Background (max 200 words): High serum uric acid (SUA) is known to co-exist with the different components of metabolic syndrome including obesity. Epidemiological and clinical studies have established positive associations between SUA and different adiposity markers including waist circumference, body mass index, waist-hip ratio, visceral fat, subcutaneous fat and total body fat. Sex is an important determinant underlying the relationship between SUA and metabolic syndrome. This is evident by the finding that the association is stronger in females than in males. Furthermore, recent findings suggest the role of leptin as a plausible explanation for the sex differences observed in the metabolic pathways involved in metabolic syndrome. Although SUA concentrations, serum leptin, and body fat distribution show obvious sex differences, very few studies have tried to systematically assess sex-differences in the relationship between serum uric acid and the different markers of adiposity.
Objectives (max 100 words): The objective of the current study was to explore sex differences in the relationship of serum uric acid with markers of adiposity and to assess if leptin could be a factor underlying the relationship between serum uric acid and adiposity.
Methodology (max 400 words): In 6184 participants aged 35 to 75 years randomly selected from the general population in Lausanne, we measured SUA, leptin and anthropometric variables including weight, height, body mass index (BMI),  waist circumference (WC), and fat and lean mass (using bioimpedance), and assessed lifestyle behaviors using a questionnaire. Fasting venous blood were collected after an overnight fasting.  Uric acid was measured by uricase-PAP and leptin by ELISA. Multiple median regressions were used to test the association of SUA with the different adiposity markers (as dependent variable) one at a time. We tested the interaction of SUA with sex by adding a multiplicative interaction term in the model.

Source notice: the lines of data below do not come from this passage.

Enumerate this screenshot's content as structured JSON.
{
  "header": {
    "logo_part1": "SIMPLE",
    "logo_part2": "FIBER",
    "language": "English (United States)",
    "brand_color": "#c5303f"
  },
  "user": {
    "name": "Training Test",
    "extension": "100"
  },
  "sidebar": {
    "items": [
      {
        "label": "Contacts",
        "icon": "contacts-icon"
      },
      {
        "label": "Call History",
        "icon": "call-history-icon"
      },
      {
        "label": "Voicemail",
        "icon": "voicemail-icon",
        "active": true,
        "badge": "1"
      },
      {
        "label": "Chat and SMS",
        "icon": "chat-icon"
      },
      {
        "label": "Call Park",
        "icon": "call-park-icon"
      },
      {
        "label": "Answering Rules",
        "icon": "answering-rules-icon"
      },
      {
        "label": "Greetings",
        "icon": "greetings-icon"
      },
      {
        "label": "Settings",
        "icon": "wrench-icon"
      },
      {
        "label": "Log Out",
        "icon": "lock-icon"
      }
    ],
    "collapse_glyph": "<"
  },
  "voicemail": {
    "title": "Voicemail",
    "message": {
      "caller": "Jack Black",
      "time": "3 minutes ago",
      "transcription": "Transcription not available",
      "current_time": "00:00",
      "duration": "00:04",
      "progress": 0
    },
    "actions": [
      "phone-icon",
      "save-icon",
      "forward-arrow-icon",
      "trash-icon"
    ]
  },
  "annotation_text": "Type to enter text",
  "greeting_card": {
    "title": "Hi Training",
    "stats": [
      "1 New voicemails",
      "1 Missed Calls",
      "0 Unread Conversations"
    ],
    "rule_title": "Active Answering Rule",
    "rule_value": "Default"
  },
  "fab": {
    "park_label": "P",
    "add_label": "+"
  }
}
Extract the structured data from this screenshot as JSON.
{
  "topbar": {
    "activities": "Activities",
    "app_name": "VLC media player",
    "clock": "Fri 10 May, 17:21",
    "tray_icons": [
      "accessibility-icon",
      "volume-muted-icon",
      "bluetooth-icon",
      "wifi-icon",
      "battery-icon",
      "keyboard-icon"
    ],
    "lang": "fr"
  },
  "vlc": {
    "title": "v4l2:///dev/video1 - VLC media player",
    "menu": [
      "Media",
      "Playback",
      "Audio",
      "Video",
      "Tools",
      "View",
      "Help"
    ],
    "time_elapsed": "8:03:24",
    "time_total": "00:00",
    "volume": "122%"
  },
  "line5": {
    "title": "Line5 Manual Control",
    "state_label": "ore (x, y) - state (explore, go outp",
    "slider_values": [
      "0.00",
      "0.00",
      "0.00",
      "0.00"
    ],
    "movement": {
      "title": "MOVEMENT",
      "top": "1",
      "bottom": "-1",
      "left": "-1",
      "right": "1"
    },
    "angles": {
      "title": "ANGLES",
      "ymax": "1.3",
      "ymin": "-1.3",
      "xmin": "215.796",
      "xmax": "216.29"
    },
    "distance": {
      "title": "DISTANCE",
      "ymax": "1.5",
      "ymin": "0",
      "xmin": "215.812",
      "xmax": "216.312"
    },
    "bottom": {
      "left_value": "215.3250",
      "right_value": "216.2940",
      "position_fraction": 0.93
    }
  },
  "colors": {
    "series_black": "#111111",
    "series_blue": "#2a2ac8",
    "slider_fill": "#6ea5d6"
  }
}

Results (max 400 words): Mean SUA was higher in men (361.1 ± 75.7 µmol/L) than in women (270.6 ± 67.2 µmol/L). Men had higher mean weight, height, BMI and WC, while women had higher fat mass (p values <0.0001 for all). Positive correlations of SUA with weight, BMI, WC, and fat mass were stronger in women than in men (Spearman r:  0.35, 0.37, 0.40, and 0.41 in women, and 0.26, 0.30, 0.31, and 0.30 in men, respectively, p<0.0001 for all). In univariate analysis, SUA was strongly associated with weight, BMI, WC and fat mass in both men and women and the regression coefficients were almost twice as large in women than in men (p<0.001 for all associations). The associations remained significant upon adjustment for age, alcohol intake, smoking, Modification of the diet in Renal Disease (MDRD), diabetes, hypertension and the use of diuretics (regression coefficients ±SE for weight, BMI, WC and fat mass was 3.35 ±0.38; 1.25±0.10; 3.43±0.30; 2.00±0.15 in men and 5.61±0.38; 2.18±0.13; 6.21±0.32; 4.13±0.22 in women respectively, p<0.001 for all). In models including men and women together, there was a statistically significantly interaction by sex for all the associations between SUA and adiposity markers (p<0.001 for all). The interaction by sex was unaltered upon adjustment for insulin but was no longer significant upon adjustment for leptin.
Conclusion (max 400 words): In this population-based study of Caucasians aged 35 to 75 years, we found a strong association between SUA and markers of adiposity, with women showing stronger associations than men. We observe the sex difference to be largely explained by leptin, consistent with a leptin resistance in maintaining higher fat mass in women.